Wow is right when i read this.Please note that Mr. Gleason was a "music lover" and a weekend conductor of sorts,meaning he used his considerable influences to create musical recordings and sponsor them with his name.They were among the most immensely popular recordings of the 1950's and still can be seen daily at every Goodwill and last chance record destination.A testament to their popularity and sales.There was nary a HiFi in the 50's or 60's that did not have one of his "For Lovers" nearby ready for a highball and a little romantic escapade.
Gleason's adoration for Jazz,specifically the hard swinging,no holds barred Dixieland of the Eddie Condon mob,led him to use the Trumpet and Cornet of the great Bobby Hackett on many of his "mood" music orchestral recordings.Hackett possessed the perfect articulation of the glowing,sensual horn.It was the sound of a mink stole rubbing against a pair of nylons and hung like a golden fog against the lush orchestrations.

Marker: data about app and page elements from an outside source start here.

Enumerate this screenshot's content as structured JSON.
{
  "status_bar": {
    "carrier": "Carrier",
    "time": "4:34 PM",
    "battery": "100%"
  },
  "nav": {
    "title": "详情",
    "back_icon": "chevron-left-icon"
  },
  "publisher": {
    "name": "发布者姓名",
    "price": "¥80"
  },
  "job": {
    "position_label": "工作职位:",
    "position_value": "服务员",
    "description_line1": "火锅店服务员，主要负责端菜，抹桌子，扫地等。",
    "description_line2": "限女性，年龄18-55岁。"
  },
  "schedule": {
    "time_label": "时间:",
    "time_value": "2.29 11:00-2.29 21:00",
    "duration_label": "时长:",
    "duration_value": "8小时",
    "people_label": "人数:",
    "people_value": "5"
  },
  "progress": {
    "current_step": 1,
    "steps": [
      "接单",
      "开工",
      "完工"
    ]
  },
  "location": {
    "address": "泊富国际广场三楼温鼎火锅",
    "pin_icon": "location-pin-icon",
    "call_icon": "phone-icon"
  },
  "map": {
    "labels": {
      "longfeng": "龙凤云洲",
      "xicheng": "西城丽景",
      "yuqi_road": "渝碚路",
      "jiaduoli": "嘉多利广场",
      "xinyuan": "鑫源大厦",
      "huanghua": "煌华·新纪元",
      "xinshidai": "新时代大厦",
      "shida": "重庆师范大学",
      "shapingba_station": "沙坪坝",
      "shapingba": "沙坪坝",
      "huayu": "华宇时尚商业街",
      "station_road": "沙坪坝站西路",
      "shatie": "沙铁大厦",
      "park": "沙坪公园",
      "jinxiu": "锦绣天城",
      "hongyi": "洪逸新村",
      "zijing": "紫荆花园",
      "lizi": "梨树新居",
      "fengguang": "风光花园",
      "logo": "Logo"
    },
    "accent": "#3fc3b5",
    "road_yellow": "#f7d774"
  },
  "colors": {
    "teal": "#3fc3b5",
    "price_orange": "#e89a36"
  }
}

Hackett himself was a great Jazz improvisor and it was his 1940 Commodore recording of "Embraceable you" that put him in the pantheon of quintessential Jazz ballad players.He had a long,rewarding career and the Gleason chapter was only a part,but a big one financially.He owned a HiFi /electronics store on Long Island and even made superb location recordings on his performances on early reel tape recorders.
Gleason was legendary amongst musicians for throwing parties,paying well and his "train trips" were often recalled.He loved to hire a train car and party across the country with the music going full blast at his whim and offending a never ending stock of top shelf liquor.
This particular scenario was recreated in the 1986 Gary Marshall film "Nothing in common" with a young Tom Hanks,playing his son.It was the "great one's" last film suffering with two kinds of cancer and a bad ticker.A testament to a life led larger than life itself.
Truth be told it was Bobby Hackett that did most of the arrangements as the years went on. Bobby knew what Gleason Liked and Gleason had the final say and if it was to be pressed. Rumour has it when Gleason came up with the idea he asked for 50,000 from Capitol Records for the first record and well he made them millions. I have almost all of Gleasons records,My Mom just loves the sound of the horn and strings in his recordings. Last month I found a copy of Lonesome Echo in mint shape on Vinyl featuring the cover Salvador Dali created for the album. A week later I found a 7 inch EP of the same record and cover in mint shape to add to my collection.
Bobby Hackett was a hard bopper before working for Gleason,his music can be found in a very good Mosiac box set.